Question & Answer - Oral Sensory-Motor, Myofunctional, Vocal Tract, & Airway Information
Why is nasal breathing important for good health?Answer from Dr. Scott A. Simonetti, Dentist in New York, USA
In 1999 Jon Lundberg’s Nasal nitric oxide in man described how the nasal passages are the first line of defense in our body, effectively cleaning and warming the air we breathe. The nasal passage prepares the inhaled air for entry into the lungs. By breathing through the mouth, we unfortunately bypass this first line of defense, allowing invaders to enter our lungs, which can initiate an immune response.
The nasal defense system involves several features. The most important aspect is the production of the gas Nitric Oxide in the paranasal sinuses (Maxillary, Frontal, Ethmoid, and Sphenoid sinuses). The concentration of Nitric Oxide continually produced in these sinuses is several hundred times higher than what is required to kill bacteria. These high concentrations of Nitric Oxide not only function to keep the sinuses sterile, but they also help to kill invaders in the inhaled air. Every breath through the nose draws out the Nitric Oxide from within the sinuses via small openings called Ostia, mixing with the inspired air as it travels down the trachea into the lungs. This is the ideal method of breathing for humans. Mouth breathing is a compensation which will eventually lead to pathology if not corrected.
When mouth breathing, the Nitric Oxide produced in the paranasal sinuses is not mixed with the inhaled air and pathogens remain alive. These pathogens now have an easier path into the body, and they can enter the pulmonary system. These invaders will require an immune response from the lungs. This response, which may or may not be strong enough to avoid a respiratory infection, could have been avoided by nasal breathing. Frequent respiratory and sinus infections are characteristic of mouth breathers. Even if an infection does not occur from mouth breathing, the additional immune response is taxing to the system. Frequent, overused immune responses can begin a viscous cycle of inflammation and pain that lasts for months or years. The immune system has an amazing adaptive response that protects us well, but when overused can become pathological.
Not only does nasal breathing protect the body from pathogens, it also helps to remove dust, mildew, mold, animal dander, smoke, and other irritants from the inhaled air. It also warms and humidifies the inhaled air to a perfect temperature and moisture level for optimal lung conditions. Once again, mouth breathing bypasses this conditioning (warming and moisturizing) of the inspired air and allows unfavorable air to reach deep within the lungs.

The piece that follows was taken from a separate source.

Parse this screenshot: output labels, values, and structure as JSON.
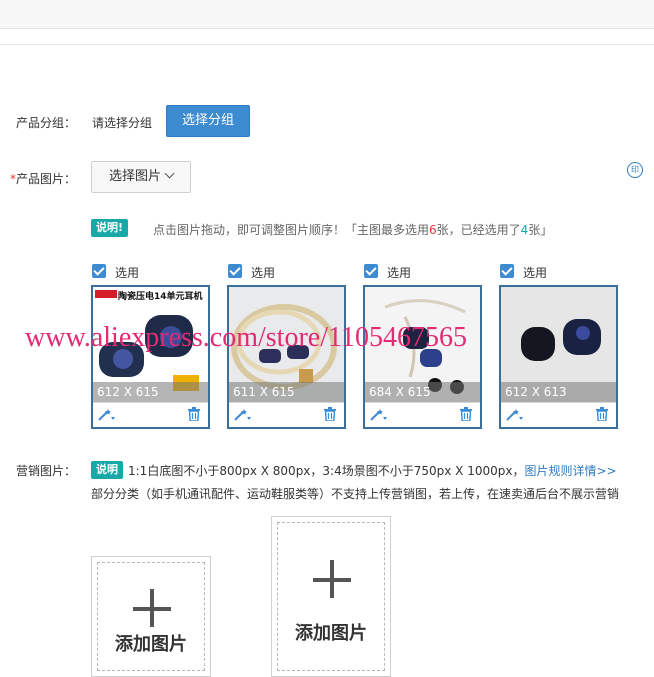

But there is more…. Nitric Oxide from inhaled nasal air acts as a potent bronchodilator! That means that Nitric Oxide allows for improved oxygen utilization/exchange within the lungs. Mouth breathing does not utilize Nitric Oxide, and therefore, optimal bronchodilation does not occur. Without Nitric Oxide entering the lungs as a bronchodilator, lower oxygen saturation levels may occur in the blood which can be very dangerous for organs such as the heart, brain, kidney, intestines, and liver.
In addition to Nitric Oxide acting on pathogens, the nasal passage is also lined with cilia, microscopic projections that trap and remove dust and pathogens from the inspired air as it flows through the nasal passages. These cilia also contain a layer of mucus that protects the cilia from drying out. The mucus traps debris and pathogens. It contains immune components such as antibodies and white blood cells ready to defend the body from any inhaled invader. In order for the mucus to reach the throat (we normally swallow one gallon of nasal mucus each day!), the cilia beat in a rhythmic motion directing trapped pathogens and debris. If mucus is not cleared by normal nasal breathing and swallowing, then it can accumulate in the sinuses. This accumulation can cause pain, congestion and infections.
The proper flow of Nitric Oxide from the paranasal sinuses into the nasal passages and eventually the lungs is important to keep the cilia and mucus layers functioning properly to ensure a proper first line of defense. Mouth breathing disrupts the normal function of Nitric Oxide, the cilia, and mucus clearance. Nasal breathing, day and night, is vital for good health.
If you notice your child has enlarged tonsils, snores, complains of fatigue, or is a mouth breather, please have him or her evaluated by an ENT (otolaryngologist), Dentist, or Sleep Specialist. By identifying and then correcting the cause of mouth breathing in childhood, the person will less likely develop into a mouth breathing adult who is susceptible to pathogens and disease. Bypassing the first line of defense (i.e., nose breathing) is not the prescription for a healthy life!
About the Author
Scott A Simonetti DDS has a Nutritional Sciences degree from Cornell University and a DDS from the University at Buffalo School of Dental Medicine. He is in private practice in East Islip, New York with a specific interest in Airway, TMD, and Dental Sleep Medicine. He lectures on Nasal Breathing, Nitric Oxide, and Mitochondria, and is the founder and CEO of Advanced Facialdontics LLC, an oral orthotic company. Email: email@example.com